PROMPT:
Would you reproduce all of the entries exactly?

=== Begin Enclosure ===

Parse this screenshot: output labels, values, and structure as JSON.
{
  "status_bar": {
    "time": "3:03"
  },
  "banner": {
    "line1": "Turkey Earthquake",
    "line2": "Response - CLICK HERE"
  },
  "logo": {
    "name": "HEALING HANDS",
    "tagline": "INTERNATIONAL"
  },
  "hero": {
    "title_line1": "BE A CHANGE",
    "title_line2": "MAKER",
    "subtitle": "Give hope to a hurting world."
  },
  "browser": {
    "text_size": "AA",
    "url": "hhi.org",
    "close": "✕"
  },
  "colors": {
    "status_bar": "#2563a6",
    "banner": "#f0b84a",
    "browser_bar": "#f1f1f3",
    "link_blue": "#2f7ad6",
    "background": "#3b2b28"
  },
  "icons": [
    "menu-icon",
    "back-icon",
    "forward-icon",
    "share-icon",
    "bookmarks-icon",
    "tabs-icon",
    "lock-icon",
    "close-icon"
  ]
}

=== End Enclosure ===

ANSWER SECTION:
Parse this screenshot: output labels, values, and structure as JSON.
{
  "status_bar": {
    "time": "3:03"
  },
  "banner": {
    "line1": "Turkey Earthquake",
    "line2": "Response - CLICK HERE"
  },
  "logo": {
    "name": "HEALING HANDS",
    "tagline": "INTERNATIONAL"
  },
  "hero": {
    "title_line1": "BE A CHANGE",
    "title_line2": "MAKER",
    "subtitle": "Give hope to a hurting world."
  },
  "browser": {
    "text_size": "AA",
    "url": "hhi.org",
    "close": "✕"
  },
  "colors": {
    "status_bar": "#2563a6",
    "banner": "#f0b84a",
    "browser_bar": "#f1f1f3",
    "link_blue": "#2f7ad6",
    "background": "#3b2b28"
  },
  "icons": [
    "menu-icon",
    "back-icon",
    "forward-icon",
    "share-icon",
    "bookmarks-icon",
    "tabs-icon",
    "lock-icon",
    "close-icon"
  ]
}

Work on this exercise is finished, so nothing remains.